--- Data to process Enclosed Below ---
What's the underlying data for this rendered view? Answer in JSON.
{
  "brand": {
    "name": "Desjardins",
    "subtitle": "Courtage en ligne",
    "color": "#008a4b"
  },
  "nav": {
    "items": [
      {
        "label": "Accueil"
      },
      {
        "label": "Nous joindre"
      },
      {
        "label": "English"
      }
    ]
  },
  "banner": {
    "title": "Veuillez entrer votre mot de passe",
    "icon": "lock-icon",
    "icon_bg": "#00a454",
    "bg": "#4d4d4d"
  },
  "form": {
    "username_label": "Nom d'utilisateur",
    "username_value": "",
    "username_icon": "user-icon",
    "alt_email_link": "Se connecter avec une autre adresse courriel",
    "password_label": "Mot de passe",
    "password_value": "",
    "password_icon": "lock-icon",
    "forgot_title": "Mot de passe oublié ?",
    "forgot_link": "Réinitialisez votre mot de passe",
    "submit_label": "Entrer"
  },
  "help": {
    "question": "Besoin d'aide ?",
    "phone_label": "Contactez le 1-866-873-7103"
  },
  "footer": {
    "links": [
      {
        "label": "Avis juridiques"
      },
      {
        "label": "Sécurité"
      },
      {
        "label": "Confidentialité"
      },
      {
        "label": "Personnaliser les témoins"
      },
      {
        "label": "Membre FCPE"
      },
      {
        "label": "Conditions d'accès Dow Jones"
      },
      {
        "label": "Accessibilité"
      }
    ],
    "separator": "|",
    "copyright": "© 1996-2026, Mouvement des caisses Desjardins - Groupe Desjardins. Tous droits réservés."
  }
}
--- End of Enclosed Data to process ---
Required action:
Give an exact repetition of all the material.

Task output:
What's the underlying data for this rendered view? Answer in JSON.
{
  "brand": {
    "name": "Desjardins",
    "subtitle": "Courtage en ligne",
    "color": "#008a4b"
  },
  "nav": {
    "items": [
      {
        "label": "Accueil"
      },
      {
        "label": "Nous joindre"
      },
      {
        "label": "English"
      }
    ]
  },
  "banner": {
    "title": "Veuillez entrer votre mot de passe",
    "icon": "lock-icon",
    "icon_bg": "#00a454",
    "bg": "#4d4d4d"
  },
  "form": {
    "username_label": "Nom d'utilisateur",
    "username_value": "",
    "username_icon": "user-icon",
    "alt_email_link": "Se connecter avec une autre adresse courriel",
    "password_label": "Mot de passe",
    "password_value": "",
    "password_icon": "lock-icon",
    "forgot_title": "Mot de passe oublié ?",
    "forgot_link": "Réinitialisez votre mot de passe",
    "submit_label": "Entrer"
  },
  "help": {
    "question": "Besoin d'aide ?",
    "phone_label": "Contactez le 1-866-873-7103"
  },
  "footer": {
    "links": [
      {
        "label": "Avis juridiques"
      },
      {
        "label": "Sécurité"
      },
      {
        "label": "Confidentialité"
      },
      {
        "label": "Personnaliser les témoins"
      },
      {
        "label": "Membre FCPE"
      },
      {
        "label": "Conditions d'accès Dow Jones"
      },
      {
        "label": "Accessibilité"
      }
    ],
    "separator": "|",
    "copyright": "© 1996-2026, Mouvement des caisses Desjardins - Groupe Desjardins. Tous droits réservés."
  }
}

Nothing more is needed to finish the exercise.